Fire Safety Bill

I have been following this important legislation and I am aware of the amendment to the Bill by the House of Lords prohibiting the passing of remediation costs on to leaseholders and tenants. I entirely support the intention of the amendment to protect leaseholders. However, for a number of reasons outlined below I do not support the amendment itself. 

Most importantly, this Bill is not the correct place for remediation costs to be addressed. The Government has already committed that it will provide an update regarding remediation costs before the Building Safety Bill returns to Parliament. In addition, work is currently underway with leaseholders and the financial sector to identify financing solutions that protect leaseholders from unaffordable costs while ensuring that the cost does not fall entirely on taxpayers. I hope we can agree that it is important not to interrupt these discussions. Therefore, I fear this particular amendment could lead to unnecessary confusion.

It is the Government's clearly stated intention to follow through on the recommendations of phase one of the Grenfell fire inquiry and this Bill is part of that process. 

Regarding EWS1 forms, my ministerial colleagues recognise the difficulties some people are facing on mortgages and expect lenders to do all they can to unblock these issues for leaseholders.  The Government does not support the blanket use of External Wall System Review forms and encourage lenders to accept equivalent evidence that demonstrates buildings are safe for valuation purposes. The form is not a regulatory requirement and  the Government has urged for a more pragmatic approach, especially for lower rise blocks.

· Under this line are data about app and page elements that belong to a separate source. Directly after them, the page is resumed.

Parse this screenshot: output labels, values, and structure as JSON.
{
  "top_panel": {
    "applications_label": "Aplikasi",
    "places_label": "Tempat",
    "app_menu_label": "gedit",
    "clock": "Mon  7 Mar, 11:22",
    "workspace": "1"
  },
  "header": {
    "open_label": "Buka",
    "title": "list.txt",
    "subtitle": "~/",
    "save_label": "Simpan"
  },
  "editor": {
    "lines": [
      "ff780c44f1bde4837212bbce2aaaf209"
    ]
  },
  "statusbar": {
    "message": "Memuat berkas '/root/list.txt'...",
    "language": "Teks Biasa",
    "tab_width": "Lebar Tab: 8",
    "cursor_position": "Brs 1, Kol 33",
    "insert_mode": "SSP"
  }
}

The EWS1 form was developed by the Royal Institution of Chartered Surveyors to respond to mortgage lender concerns about cladding on high-rise residential buildings. Lenders have confirmed that product transfers at the end of fixed-term mortgage offers within the same bank should progress without the need for an EWS1 review. However, building owners of high rise residential building 18 metres and above need to confirm the cladding system in their buildings through an EWS1 for new mortgages or when re-mortgaging. Guidance from the Royal Institution does state that the form should not be used for other purposes. I am told that lenders have assured the Minister for Building Safety that leaseholders should face no barrier to renewing their mortgage with their existing lender.

The Fire Safety Bill sets the foundation for implementing the recommendations from the Grenfell Tower Inquiry, which we all want to see set in law. I am glad that the Bill has now progressed in Parliament, paving the way for more accountability from building owners and enforcement from fire and rescue authorities to hold irresponsible owners to account.